It’s Tuesday afternoon and I’m developing and testing recipes from my home-base kitchen in New Orleans. I’ve already made and tasted two batches of Southern fried chicken thighs (that I brined in sweet tea overnight) and baked off a couple trays of cream cheese–stuffed red velvet cookies.
I’ve got chicken marinating for lemongrass chicken banh mi that I’ll grill for “dinner.” But I’ve still got to taste this baked macaroni with sausage and peppers and prep and make sherry-braised chicken. Distracted, I shovel a big forkful of macaroni into my mouth and then immediately spit it into the trash. Way too hot. I pull up the recipe on my computer and type in “Let cool for 20 minutes.”

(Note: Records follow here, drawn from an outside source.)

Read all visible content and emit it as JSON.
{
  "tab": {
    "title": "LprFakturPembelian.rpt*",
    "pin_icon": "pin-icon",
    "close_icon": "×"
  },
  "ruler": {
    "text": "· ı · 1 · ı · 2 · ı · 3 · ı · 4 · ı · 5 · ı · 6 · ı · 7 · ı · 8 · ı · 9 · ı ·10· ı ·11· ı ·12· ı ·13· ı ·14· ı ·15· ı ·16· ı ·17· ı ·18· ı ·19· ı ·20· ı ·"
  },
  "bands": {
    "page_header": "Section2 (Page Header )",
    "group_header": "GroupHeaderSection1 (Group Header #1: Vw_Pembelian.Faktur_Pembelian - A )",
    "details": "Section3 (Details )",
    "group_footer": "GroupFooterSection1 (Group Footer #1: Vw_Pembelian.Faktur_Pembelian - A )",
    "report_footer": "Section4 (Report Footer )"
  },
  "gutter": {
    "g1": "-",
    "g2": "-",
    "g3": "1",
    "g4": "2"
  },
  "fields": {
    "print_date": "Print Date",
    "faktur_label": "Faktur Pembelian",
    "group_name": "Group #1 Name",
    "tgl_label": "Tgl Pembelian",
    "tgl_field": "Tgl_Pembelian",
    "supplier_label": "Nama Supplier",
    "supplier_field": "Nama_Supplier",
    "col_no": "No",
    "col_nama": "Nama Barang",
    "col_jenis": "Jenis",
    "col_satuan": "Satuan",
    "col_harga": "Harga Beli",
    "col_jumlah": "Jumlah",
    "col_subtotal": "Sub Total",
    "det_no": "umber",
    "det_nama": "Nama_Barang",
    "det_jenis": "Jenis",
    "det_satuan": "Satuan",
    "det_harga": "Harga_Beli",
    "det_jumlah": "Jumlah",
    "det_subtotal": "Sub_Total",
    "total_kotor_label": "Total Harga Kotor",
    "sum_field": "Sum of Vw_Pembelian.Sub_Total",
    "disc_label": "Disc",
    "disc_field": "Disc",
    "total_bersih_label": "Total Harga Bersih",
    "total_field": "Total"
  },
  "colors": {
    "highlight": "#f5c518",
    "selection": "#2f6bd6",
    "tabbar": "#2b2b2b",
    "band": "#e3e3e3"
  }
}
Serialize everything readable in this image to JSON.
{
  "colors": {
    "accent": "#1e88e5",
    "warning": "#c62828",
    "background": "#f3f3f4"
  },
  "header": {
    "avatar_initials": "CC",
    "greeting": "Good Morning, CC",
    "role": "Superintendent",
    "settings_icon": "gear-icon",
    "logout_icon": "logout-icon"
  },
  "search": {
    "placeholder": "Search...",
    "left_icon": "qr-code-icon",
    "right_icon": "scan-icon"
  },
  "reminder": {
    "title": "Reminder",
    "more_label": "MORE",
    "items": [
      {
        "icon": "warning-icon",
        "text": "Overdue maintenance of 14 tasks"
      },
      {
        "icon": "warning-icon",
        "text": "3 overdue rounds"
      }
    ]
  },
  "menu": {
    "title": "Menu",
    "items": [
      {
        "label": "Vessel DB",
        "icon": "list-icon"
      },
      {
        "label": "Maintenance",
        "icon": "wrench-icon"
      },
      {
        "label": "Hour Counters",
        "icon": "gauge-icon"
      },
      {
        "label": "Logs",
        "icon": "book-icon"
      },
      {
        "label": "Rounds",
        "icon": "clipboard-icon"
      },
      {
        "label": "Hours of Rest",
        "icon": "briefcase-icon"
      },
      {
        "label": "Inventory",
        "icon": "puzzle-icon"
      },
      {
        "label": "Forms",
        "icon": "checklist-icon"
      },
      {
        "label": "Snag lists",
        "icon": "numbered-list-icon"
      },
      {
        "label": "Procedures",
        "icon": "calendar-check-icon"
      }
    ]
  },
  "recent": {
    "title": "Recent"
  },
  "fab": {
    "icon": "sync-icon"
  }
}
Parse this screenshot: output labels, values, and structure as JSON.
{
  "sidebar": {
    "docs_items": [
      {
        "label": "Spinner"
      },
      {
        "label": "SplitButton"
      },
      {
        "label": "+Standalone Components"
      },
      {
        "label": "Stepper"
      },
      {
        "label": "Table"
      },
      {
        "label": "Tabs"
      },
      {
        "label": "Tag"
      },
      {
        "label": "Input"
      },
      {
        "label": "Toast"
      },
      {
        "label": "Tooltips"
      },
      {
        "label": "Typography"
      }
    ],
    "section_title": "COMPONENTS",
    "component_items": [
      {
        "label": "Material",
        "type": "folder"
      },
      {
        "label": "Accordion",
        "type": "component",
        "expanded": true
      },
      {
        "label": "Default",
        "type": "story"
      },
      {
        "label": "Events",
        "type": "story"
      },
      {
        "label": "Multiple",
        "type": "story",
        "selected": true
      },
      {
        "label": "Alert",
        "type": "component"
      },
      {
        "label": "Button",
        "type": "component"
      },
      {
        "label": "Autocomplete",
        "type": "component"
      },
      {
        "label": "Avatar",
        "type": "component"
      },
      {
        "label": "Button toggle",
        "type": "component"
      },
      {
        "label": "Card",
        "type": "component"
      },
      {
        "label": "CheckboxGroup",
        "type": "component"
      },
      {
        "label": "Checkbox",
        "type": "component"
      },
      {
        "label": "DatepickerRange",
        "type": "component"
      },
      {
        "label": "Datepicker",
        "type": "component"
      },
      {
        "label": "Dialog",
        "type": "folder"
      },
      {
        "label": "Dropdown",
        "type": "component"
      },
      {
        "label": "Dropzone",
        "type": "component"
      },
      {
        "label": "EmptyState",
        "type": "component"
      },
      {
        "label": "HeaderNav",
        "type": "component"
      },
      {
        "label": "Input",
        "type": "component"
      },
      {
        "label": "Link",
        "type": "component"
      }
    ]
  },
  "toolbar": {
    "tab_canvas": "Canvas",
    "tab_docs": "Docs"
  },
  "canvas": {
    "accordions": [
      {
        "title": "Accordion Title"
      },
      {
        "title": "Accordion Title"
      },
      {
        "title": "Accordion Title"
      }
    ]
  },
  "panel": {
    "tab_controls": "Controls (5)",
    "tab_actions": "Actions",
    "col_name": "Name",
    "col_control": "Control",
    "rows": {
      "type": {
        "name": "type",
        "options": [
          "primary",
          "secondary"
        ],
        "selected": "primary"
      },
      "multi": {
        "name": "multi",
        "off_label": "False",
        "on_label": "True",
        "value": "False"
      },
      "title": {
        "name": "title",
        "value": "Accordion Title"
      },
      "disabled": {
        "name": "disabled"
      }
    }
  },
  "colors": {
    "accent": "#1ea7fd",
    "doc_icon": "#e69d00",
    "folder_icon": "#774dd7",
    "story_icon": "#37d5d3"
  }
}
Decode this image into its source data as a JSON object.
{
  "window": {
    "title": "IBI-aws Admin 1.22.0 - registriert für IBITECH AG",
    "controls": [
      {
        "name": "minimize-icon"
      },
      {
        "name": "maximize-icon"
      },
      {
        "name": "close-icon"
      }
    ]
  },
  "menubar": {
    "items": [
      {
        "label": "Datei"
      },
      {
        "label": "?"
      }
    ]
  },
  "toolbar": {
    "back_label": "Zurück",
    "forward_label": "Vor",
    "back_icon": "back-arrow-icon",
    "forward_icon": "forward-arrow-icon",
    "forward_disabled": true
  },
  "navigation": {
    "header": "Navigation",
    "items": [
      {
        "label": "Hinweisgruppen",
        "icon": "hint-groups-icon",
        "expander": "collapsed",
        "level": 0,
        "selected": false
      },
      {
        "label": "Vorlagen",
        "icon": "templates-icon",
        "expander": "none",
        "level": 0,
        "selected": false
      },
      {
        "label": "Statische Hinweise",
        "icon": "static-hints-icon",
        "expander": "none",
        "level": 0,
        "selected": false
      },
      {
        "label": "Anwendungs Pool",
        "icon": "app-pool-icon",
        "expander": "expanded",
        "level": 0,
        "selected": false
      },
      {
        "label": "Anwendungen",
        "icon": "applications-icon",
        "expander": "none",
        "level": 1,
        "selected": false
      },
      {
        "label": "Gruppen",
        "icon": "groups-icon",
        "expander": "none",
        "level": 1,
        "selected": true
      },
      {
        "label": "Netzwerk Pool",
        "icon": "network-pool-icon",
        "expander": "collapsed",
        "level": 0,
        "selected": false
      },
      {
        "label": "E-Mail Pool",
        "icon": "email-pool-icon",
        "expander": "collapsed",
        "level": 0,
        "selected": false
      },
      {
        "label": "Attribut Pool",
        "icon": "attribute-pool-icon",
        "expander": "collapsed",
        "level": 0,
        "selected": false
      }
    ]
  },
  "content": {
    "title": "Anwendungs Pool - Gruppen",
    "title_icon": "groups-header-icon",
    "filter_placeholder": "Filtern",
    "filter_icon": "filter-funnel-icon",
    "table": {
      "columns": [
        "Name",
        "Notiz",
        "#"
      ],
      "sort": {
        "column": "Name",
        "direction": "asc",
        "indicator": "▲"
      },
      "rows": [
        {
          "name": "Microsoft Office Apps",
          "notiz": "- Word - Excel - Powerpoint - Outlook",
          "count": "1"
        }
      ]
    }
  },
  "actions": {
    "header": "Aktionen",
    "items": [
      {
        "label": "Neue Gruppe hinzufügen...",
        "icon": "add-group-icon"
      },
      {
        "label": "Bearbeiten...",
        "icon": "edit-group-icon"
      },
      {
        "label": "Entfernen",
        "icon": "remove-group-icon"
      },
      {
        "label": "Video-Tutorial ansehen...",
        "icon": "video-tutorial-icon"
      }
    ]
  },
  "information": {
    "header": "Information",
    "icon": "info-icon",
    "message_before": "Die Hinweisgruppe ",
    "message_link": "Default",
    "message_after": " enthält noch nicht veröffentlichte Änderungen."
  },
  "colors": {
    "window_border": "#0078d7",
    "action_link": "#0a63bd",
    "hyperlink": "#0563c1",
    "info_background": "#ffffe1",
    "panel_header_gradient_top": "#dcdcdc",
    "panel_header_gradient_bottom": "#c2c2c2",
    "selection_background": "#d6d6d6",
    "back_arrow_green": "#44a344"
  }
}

“Today is brought to you by chicken thighs!” I say to myself in a mock voiceover as I reach into the fridge to pull out two more packages of poultry to trim, along with some Spanish cured chorizo, dry sherry, and a red bell pepper. The sherry-braised chicken wasn’t saucy enough last time, so this time, I’ll increase the chicken stock to a full cup. I’m slicing onions and garlic when I look over and notice it’s already pushing two o’clock. Ah jeez, if I don’t save some time to get to the gym this afternoon, I might just stress eat a tray of cookies.
The timer goes off again, and I fork out another big bite of pasta. This time the spirals of pasta are wonderfully creamy (rotini has loads of nooks to hold onto all of that cheese sauce), and I make sure to get a big chunk of spicy fennel sausage and some sweet peppers. “Oh man, that’s good!” I practically yell out to my empty kitchen. “I’m calling it!” If I’m this excited about it when my stomach is totally full, then the recipe has simply got to be ready. But my sense of self-satisfaction doesn’t last long, because across the kitchen on the stove, my skillet full of chicken thighs is nearly billowing smoke. I need a cookie.